──────── Stored data

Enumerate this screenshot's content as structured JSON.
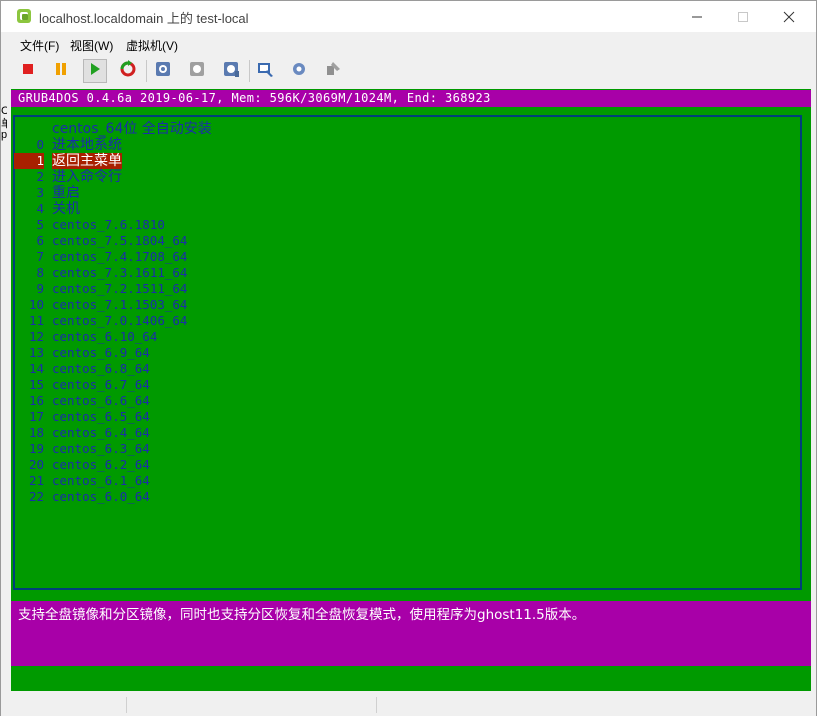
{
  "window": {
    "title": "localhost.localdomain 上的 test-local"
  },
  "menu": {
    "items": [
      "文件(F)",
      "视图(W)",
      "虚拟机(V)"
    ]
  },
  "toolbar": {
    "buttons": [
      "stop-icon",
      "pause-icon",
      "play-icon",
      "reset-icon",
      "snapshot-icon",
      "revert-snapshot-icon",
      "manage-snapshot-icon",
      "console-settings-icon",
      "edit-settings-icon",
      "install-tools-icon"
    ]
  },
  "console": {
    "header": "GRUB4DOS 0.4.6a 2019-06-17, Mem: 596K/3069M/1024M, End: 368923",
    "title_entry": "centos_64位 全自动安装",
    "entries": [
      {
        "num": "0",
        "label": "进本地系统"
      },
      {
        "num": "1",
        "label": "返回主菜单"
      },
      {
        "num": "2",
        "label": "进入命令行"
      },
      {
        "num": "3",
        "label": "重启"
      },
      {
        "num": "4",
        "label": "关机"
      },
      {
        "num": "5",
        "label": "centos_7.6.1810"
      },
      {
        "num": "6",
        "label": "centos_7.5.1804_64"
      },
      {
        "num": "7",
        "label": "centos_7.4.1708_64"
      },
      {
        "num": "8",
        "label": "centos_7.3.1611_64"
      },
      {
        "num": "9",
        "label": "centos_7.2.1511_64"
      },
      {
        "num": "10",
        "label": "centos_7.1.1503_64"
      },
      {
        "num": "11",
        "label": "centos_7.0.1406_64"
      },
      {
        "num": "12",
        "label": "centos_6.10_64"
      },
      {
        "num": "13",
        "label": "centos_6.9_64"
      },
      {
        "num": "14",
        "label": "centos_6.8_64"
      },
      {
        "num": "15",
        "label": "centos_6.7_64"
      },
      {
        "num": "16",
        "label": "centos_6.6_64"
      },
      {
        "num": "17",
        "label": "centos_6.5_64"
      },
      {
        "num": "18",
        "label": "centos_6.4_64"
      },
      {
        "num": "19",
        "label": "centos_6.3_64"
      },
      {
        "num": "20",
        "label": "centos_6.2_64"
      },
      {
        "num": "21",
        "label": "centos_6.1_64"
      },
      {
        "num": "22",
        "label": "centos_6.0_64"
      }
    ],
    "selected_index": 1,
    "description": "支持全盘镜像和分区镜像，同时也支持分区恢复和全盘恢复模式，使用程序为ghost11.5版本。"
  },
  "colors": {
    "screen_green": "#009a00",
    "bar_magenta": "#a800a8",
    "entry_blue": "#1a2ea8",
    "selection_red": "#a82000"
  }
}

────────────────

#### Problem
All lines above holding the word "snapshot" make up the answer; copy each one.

#### Solution for this task
      "snapshot-icon",
      "revert-snapshot-icon",
      "manage-snapshot-icon",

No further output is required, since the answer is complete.